EXERCISE DETAILS | Pull out each line of the records holding the string "Kunst".

Start of Block

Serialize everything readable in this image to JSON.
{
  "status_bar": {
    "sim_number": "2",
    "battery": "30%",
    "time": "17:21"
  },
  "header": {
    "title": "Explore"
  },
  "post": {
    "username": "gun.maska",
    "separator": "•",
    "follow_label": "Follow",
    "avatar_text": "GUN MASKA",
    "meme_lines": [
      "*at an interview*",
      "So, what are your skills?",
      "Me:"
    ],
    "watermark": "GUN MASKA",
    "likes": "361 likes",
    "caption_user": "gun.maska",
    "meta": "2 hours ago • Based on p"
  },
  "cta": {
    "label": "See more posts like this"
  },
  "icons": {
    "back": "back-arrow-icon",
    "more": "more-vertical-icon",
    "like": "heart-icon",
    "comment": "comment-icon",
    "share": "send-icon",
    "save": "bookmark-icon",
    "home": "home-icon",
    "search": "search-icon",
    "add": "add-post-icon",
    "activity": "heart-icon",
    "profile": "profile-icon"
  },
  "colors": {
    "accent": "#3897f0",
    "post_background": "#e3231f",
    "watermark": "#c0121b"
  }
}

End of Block
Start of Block

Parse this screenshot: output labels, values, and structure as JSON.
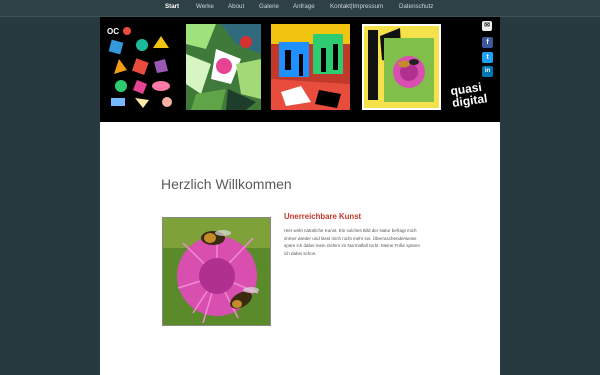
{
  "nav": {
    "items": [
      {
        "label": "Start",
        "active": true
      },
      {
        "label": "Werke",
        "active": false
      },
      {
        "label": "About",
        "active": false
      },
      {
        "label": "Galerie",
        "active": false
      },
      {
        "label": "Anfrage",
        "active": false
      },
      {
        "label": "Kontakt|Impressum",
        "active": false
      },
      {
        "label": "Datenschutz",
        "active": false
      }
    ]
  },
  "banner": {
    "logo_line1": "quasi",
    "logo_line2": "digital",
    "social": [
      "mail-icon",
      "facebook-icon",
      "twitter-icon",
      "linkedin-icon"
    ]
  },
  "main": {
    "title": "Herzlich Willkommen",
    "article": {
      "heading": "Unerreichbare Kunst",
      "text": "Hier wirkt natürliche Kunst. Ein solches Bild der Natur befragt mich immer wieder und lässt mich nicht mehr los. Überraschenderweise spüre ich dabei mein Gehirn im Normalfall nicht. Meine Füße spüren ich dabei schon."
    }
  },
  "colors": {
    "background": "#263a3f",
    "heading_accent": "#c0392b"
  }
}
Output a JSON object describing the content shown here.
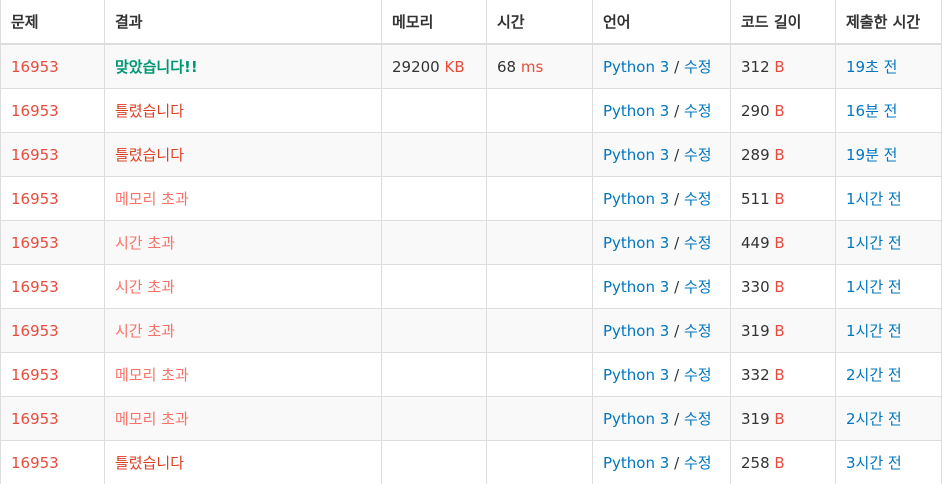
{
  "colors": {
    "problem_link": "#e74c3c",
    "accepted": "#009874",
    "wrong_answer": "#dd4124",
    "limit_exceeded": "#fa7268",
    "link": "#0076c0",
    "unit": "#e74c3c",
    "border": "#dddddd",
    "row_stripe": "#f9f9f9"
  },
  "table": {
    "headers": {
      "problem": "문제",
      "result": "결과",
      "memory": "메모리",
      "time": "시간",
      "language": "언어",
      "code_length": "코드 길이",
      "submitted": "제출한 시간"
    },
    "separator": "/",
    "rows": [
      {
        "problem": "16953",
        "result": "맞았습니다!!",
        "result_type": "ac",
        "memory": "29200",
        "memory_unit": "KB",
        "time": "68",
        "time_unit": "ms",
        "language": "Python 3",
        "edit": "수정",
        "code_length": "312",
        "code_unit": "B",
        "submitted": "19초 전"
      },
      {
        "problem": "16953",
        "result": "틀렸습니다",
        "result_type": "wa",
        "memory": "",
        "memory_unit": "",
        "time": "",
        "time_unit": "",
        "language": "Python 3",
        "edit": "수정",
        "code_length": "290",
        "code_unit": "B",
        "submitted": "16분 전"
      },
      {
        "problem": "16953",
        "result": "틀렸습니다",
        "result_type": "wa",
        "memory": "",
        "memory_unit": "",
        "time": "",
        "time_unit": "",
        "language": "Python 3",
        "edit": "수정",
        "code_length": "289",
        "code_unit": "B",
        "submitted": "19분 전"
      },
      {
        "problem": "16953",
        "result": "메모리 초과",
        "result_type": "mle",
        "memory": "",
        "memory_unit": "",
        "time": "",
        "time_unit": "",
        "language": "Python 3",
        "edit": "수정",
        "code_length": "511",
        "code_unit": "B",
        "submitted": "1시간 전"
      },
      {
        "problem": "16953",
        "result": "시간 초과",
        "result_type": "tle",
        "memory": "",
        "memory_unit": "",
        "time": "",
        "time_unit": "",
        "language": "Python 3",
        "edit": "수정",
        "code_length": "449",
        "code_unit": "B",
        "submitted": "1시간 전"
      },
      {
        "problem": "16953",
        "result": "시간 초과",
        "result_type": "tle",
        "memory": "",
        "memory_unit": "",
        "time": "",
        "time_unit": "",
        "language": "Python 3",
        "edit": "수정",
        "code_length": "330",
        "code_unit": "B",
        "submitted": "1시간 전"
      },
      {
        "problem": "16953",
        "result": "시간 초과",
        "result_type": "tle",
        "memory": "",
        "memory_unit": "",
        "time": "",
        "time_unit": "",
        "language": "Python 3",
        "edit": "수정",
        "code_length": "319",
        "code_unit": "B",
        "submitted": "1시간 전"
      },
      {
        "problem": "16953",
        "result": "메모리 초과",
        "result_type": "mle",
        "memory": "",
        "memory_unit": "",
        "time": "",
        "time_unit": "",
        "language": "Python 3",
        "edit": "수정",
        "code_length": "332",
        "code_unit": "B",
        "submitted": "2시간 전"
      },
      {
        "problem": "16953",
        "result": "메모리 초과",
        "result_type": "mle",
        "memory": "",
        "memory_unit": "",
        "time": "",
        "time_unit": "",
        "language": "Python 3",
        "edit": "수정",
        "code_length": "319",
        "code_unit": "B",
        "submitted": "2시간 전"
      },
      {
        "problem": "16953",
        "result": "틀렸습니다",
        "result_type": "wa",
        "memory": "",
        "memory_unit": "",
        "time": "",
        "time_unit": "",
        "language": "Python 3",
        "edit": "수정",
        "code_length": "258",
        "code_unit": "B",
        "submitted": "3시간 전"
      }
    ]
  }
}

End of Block

THE ANSWER |
      "heading": "Unerreichbare Kunst",
      "text": "Hier wirkt natürliche Kunst. Ein solches Bild der Natur befragt mich immer wieder und lässt mich nicht mehr los. Überraschenderweise spüre ich dabei mein Gehirn im Normalfall nicht. Meine Füße spüren ich dabei schon."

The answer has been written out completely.